We did hear from FS Investment -KKR Capital (FSK) that its $17.3mn invested in $19.0mn of the par debt, which was valued at just $6.0mn, was sold after the third quarter end and at a premium to the published September price. This is what was said on the most recent Conference Call by FSK: “We placed Acosta on nonaccrual due to ongoing restructuring negotiations during the quarter and chose to exit this position after the quarter end at a gain to our third quarter mark“. That implies the public BDC will be taking a ($10mn-$11mn) realized loss in the IVQ 2019. That’s roughly $1.0mn of investment income permanently lost, a material but not market moving set-back.

That leaves $22.6mn held by the other 4 sister BDCs which may have been sold off as well or are now converted into equity. If the BDCs stayed put, their exposure may actually have increased if participating in the new capital infusion. We’ll circle back after the IVQ 2019 results are published to get the lay of the land. It’s too early to undertake a post mortem on this BDC investment as exposure may go on for years. For FSK, though, which jumped in during the IVQ 2018 – according to Advantage Data records – and then jumped out at a loss a year later, this was not anything to write home about.

Covia: Announces Multiple Financing Developments
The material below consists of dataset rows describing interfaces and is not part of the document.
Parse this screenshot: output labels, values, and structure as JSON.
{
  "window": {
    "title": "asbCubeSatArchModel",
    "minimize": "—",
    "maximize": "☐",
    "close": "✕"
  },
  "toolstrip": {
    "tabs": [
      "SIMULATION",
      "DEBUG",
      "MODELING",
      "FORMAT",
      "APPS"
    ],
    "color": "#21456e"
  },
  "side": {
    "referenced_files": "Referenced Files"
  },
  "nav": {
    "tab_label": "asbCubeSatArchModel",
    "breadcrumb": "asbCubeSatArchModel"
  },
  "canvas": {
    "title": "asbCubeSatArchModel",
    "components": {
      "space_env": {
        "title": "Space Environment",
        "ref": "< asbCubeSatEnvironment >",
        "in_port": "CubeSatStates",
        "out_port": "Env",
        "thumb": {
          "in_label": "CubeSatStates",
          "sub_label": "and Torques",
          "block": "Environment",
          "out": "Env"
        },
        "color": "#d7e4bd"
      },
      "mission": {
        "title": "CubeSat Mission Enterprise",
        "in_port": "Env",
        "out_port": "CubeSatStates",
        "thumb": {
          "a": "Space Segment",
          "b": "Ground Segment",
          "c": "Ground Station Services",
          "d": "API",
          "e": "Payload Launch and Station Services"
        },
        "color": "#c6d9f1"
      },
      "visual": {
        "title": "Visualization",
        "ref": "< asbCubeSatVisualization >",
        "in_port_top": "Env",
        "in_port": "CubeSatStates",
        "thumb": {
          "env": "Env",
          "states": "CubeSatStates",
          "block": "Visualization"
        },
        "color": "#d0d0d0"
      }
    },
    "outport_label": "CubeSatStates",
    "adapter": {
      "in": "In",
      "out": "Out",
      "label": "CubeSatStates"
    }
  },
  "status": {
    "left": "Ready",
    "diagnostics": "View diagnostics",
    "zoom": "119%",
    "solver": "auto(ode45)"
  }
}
Covia Holdings – a publicly traded “provider of mineral-based material solutions for the Industrial and Energy markets” – announced a series of financial measures intended to improve its “financial flexibility” on December 31, 2019. The most material development was the arrangement of an $85 million committed credit facility from PNC Bank. The new facility is secured by the Company’s U.S. accounts receivable. At the same time the company voluntarily canceled its $200 million revolving standby credit facility that contained restrictive covenants.

The above measures – and other actions taken as outlined in the company’s press release – are supposed to improve future results and provide liquidity. Nonetheless, substantial worries remain given Covia’s recent poor financial performance and exposure to the energy market. In fact, we added the company to the Under Performers List back in IVQ 2018, with a CCR of 3, based on a reduction in the value of the 2025 Term Loan held by the only BDC lender – Oaktree Specialty Lending or OCSL – to a discount of (28%). Subsequently the value of that debt has fluctuated, closing as of December 31 2019 of (24%).

We retain hope that the company can pull itself out of its doldrums, but note that debt to Adjusted EBITDA is very high (in excess of 10x by our estimate) and that the debt contains no covenants. The fact that Covia is raising new debt by essentially carving out valuable balance sheet assets to maintain liquidity is more worrying than reassuring for existing lenders who are essentially being pushed down the priority repayment scale.

At September 30, 2019 OCSL’s exposure – all in the 2025 Term Loan – amounted to $7.9mn, and $0.5mn of investment income is at risk. That’s a modest exposure for the public BDC (0.5% of its portfolio) and – apparently – not in any imminent danger. This article initiates our coverage in the BDC Credit Reporter. We’ll be checking back in periodically as new results are published.